• TASK BRIEF:
In your answer, print each of the records below exactly.

[Data entries]
• • • • • • •

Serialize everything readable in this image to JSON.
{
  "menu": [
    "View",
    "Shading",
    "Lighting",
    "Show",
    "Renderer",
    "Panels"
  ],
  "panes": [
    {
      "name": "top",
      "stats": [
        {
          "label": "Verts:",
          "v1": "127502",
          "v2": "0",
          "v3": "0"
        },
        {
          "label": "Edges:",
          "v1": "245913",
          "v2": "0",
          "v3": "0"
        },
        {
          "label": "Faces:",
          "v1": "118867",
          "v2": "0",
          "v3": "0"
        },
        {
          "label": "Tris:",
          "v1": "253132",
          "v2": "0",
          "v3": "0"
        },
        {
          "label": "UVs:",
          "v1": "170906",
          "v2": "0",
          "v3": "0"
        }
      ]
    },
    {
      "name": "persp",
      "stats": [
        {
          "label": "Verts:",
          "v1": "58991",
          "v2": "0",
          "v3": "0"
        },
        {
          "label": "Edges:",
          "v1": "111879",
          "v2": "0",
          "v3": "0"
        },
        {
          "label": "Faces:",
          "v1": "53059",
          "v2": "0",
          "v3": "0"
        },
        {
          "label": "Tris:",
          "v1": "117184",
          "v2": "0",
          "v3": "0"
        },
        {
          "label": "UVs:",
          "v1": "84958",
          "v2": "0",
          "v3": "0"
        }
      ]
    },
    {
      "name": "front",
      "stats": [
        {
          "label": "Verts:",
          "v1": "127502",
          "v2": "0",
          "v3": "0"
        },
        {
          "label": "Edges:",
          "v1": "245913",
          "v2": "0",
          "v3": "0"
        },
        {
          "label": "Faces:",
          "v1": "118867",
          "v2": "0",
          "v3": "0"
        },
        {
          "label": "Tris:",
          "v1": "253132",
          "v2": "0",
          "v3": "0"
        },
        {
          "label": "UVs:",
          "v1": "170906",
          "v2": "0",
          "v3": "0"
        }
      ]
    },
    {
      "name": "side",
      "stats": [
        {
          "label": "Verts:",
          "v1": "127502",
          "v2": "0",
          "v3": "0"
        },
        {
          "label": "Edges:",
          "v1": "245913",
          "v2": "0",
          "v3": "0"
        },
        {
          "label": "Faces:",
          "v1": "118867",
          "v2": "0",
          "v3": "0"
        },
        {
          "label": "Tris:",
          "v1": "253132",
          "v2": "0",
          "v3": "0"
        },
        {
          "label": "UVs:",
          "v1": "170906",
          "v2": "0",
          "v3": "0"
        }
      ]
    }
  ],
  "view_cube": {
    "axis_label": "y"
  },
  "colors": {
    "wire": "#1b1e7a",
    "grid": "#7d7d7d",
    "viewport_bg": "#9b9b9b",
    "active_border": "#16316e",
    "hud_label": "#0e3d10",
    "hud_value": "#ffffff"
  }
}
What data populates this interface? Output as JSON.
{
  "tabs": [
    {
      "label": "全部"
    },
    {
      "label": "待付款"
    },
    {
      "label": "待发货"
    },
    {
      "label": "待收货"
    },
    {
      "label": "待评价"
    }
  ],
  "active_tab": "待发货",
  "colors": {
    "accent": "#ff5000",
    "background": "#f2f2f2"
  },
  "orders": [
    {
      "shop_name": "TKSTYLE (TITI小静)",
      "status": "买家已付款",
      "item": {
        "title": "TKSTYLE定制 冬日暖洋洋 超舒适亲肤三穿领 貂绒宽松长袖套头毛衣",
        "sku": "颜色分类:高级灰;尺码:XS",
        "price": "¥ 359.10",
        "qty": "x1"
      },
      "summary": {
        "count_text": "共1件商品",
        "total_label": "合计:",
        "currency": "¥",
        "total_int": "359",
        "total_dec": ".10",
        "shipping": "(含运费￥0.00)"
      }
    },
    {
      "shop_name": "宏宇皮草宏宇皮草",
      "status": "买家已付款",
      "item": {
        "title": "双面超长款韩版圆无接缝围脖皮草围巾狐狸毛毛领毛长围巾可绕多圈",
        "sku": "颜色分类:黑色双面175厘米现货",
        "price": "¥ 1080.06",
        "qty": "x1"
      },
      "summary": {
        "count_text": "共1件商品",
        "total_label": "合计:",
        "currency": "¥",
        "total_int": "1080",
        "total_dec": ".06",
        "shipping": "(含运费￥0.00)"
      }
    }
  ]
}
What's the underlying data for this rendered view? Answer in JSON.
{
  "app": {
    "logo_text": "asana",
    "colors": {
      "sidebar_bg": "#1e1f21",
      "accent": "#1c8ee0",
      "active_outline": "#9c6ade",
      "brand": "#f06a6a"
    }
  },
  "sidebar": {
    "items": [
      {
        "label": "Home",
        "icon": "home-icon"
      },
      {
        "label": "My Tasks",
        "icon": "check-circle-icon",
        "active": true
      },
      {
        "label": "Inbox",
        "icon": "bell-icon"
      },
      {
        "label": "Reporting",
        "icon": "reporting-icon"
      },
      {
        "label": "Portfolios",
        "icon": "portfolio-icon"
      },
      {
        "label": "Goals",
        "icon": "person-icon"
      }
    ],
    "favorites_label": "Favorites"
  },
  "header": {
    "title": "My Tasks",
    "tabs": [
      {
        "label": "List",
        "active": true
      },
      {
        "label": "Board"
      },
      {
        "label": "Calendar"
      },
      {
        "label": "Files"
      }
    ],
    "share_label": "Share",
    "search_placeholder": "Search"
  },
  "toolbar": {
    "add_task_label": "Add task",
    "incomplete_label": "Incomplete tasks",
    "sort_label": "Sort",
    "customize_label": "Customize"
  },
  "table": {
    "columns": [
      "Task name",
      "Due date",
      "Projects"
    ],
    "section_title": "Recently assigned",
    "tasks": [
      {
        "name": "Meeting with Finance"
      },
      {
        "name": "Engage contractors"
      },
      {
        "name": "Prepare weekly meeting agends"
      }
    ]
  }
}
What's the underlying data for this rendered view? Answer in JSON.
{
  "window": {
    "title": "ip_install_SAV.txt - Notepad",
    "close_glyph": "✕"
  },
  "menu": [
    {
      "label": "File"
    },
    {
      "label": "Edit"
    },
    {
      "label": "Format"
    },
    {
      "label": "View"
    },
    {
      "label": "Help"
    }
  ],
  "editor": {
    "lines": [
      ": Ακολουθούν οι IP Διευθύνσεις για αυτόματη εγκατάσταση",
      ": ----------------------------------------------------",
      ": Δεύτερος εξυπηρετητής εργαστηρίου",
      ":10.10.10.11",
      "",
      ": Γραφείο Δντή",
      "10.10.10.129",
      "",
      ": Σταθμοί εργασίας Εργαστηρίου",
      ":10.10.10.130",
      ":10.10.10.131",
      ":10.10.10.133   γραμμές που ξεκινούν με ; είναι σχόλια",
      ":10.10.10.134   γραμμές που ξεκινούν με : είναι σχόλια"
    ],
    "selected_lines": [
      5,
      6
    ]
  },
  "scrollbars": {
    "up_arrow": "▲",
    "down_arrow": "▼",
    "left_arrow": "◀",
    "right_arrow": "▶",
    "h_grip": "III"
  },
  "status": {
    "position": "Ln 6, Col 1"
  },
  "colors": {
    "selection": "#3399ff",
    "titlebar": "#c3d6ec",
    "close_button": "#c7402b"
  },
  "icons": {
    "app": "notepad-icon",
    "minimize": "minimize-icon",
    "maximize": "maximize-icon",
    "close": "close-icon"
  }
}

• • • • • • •

• SOLUTION TO THIS PROBLEM:
Serialize everything readable in this image to JSON.
{
  "menu": [
    "View",
    "Shading",
    "Lighting",
    "Show",
    "Renderer",
    "Panels"
  ],
  "panes": [
    {
      "name": "top",
      "stats": [
        {
          "label": "Verts:",
          "v1": "127502",
          "v2": "0",
          "v3": "0"
        },
        {
          "label": "Edges:",
          "v1": "245913",
          "v2": "0",
          "v3": "0"
        },
        {
          "label": "Faces:",
          "v1": "118867",
          "v2": "0",
          "v3": "0"
        },
        {
          "label": "Tris:",
          "v1": "253132",
          "v2": "0",
          "v3": "0"
        },
        {
          "label": "UVs:",
          "v1": "170906",
          "v2": "0",
          "v3": "0"
        }
      ]
    },
    {
      "name": "persp",
      "stats": [
        {
          "label": "Verts:",
          "v1": "58991",
          "v2": "0",
          "v3": "0"
        },
        {
          "label": "Edges:",
          "v1": "111879",
          "v2": "0",
          "v3": "0"
        },
        {
          "label": "Faces:",
          "v1": "53059",
          "v2": "0",
          "v3": "0"
        },
        {
          "label": "Tris:",
          "v1": "117184",
          "v2": "0",
          "v3": "0"
        },
        {
          "label": "UVs:",
          "v1": "84958",
          "v2": "0",
          "v3": "0"
        }
      ]
    },
    {
      "name": "front",
      "stats": [
        {
          "label": "Verts:",
          "v1": "127502",
          "v2": "0",
          "v3": "0"
        },
        {
          "label": "Edges:",
          "v1": "245913",
          "v2": "0",
          "v3": "0"
        },
        {
          "label": "Faces:",
          "v1": "118867",
          "v2": "0",
          "v3": "0"
        },
        {
          "label": "Tris:",
          "v1": "253132",
          "v2": "0",
          "v3": "0"
        },
        {
          "label": "UVs:",
          "v1": "170906",
          "v2": "0",
          "v3": "0"
        }
      ]
    },
    {
      "name": "side",
      "stats": [
        {
          "label": "Verts:",
          "v1": "127502",
          "v2": "0",
          "v3": "0"
        },
        {
          "label": "Edges:",
          "v1": "245913",
          "v2": "0",
          "v3": "0"
        },
        {
          "label": "Faces:",
          "v1": "118867",
          "v2": "0",
          "v3": "0"
        },
        {
          "label": "Tris:",
          "v1": "253132",
          "v2": "0",
          "v3": "0"
        },
        {
          "label": "UVs:",
          "v1": "170906",
          "v2": "0",
          "v3": "0"
        }
      ]
    }
  ],
  "view_cube": {
    "axis_label": "y"
  },
  "colors": {
    "wire": "#1b1e7a",
    "grid": "#7d7d7d",
    "viewport_bg": "#9b9b9b",
    "active_border": "#16316e",
    "hud_label": "#0e3d10",
    "hud_value": "#ffffff"
  }
}
What data populates this interface? Output as JSON.
{
  "tabs": [
    {
      "label": "全部"
    },
    {
      "label": "待付款"
    },
    {
      "label": "待发货"
    },
    {
      "label": "待收货"
    },
    {
      "label": "待评价"
    }
  ],
  "active_tab": "待发货",
  "colors": {
    "accent": "#ff5000",
    "background": "#f2f2f2"
  },
  "orders": [
    {
      "shop_name": "TKSTYLE (TITI小静)",
      "status": "买家已付款",
      "item": {
        "title": "TKSTYLE定制 冬日暖洋洋 超舒适亲肤三穿领 貂绒宽松长袖套头毛衣",
        "sku": "颜色分类:高级灰;尺码:XS",
        "price": "¥ 359.10",
        "qty": "x1"
      },
      "summary": {
        "count_text": "共1件商品",
        "total_label": "合计:",
        "currency": "¥",
        "total_int": "359",
        "total_dec": ".10",
        "shipping": "(含运费￥0.00)"
      }
    },
    {
      "shop_name": "宏宇皮草宏宇皮草",
      "status": "买家已付款",
      "item": {
        "title": "双面超长款韩版圆无接缝围脖皮草围巾狐狸毛毛领毛长围巾可绕多圈",
        "sku": "颜色分类:黑色双面175厘米现货",
        "price": "¥ 1080.06",
        "qty": "x1"
      },
      "summary": {
        "count_text": "共1件商品",
        "total_label": "合计:",
        "currency": "¥",
        "total_int": "1080",
        "total_dec": ".06",
        "shipping": "(含运费￥0.00)"
      }
    }
  ]
}
What's the underlying data for this rendered view? Answer in JSON.
{
  "app": {
    "logo_text": "asana",
    "colors": {
      "sidebar_bg": "#1e1f21",
      "accent": "#1c8ee0",
      "active_outline": "#9c6ade",
      "brand": "#f06a6a"
    }
  },
  "sidebar": {
    "items": [
      {
        "label": "Home",
        "icon": "home-icon"
      },
      {
        "label": "My Tasks",
        "icon": "check-circle-icon",
        "active": true
      },
      {
        "label": "Inbox",
        "icon": "bell-icon"
      },
      {
        "label": "Reporting",
        "icon": "reporting-icon"
      },
      {
        "label": "Portfolios",
        "icon": "portfolio-icon"
      },
      {
        "label": "Goals",
        "icon": "person-icon"
      }
    ],
    "favorites_label": "Favorites"
  },
  "header": {
    "title": "My Tasks",
    "tabs": [
      {
        "label": "List",
        "active": true
      },
      {
        "label": "Board"
      },
      {
        "label": "Calendar"
      },
      {
        "label": "Files"
      }
    ],
    "share_label": "Share",
    "search_placeholder": "Search"
  },
  "toolbar": {
    "add_task_label": "Add task",
    "incomplete_label": "Incomplete tasks",
    "sort_label": "Sort",
    "customize_label": "Customize"
  },
  "table": {
    "columns": [
      "Task name",
      "Due date",
      "Projects"
    ],
    "section_title": "Recently assigned",
    "tasks": [
      {
        "name": "Meeting with Finance"
      },
      {
        "name": "Engage contractors"
      },
      {
        "name": "Prepare weekly meeting agends"
      }
    ]
  }
}
What's the underlying data for this rendered view? Answer in JSON.
{
  "window": {
    "title": "ip_install_SAV.txt - Notepad",
    "close_glyph": "✕"
  },
  "menu": [
    {
      "label": "File"
    },
    {
      "label": "Edit"
    },
    {
      "label": "Format"
    },
    {
      "label": "View"
    },
    {
      "label": "Help"
    }
  ],
  "editor": {
    "lines": [
      ": Ακολουθούν οι IP Διευθύνσεις για αυτόματη εγκατάσταση",
      ": ----------------------------------------------------",
      ": Δεύτερος εξυπηρετητής εργαστηρίου",
      ":10.10.10.11",
      "",
      ": Γραφείο Δντή",
      "10.10.10.129",
      "",
      ": Σταθμοί εργασίας Εργαστηρίου",
      ":10.10.10.130",
      ":10.10.10.131",
      ":10.10.10.133   γραμμές που ξεκινούν με ; είναι σχόλια",
      ":10.10.10.134   γραμμές που ξεκινούν με : είναι σχόλια"
    ],
    "selected_lines": [
      5,
      6
    ]
  },
  "scrollbars": {
    "up_arrow": "▲",
    "down_arrow": "▼",
    "left_arrow": "◀",
    "right_arrow": "▶",
    "h_grip": "III"
  },
  "status": {
    "position": "Ln 6, Col 1"
  },
  "colors": {
    "selection": "#3399ff",
    "titlebar": "#c3d6ec",
    "close_button": "#c7402b"
  },
  "icons": {
    "app": "notepad-icon",
    "minimize": "minimize-icon",
    "maximize": "maximize-icon",
    "close": "close-icon"
  }
}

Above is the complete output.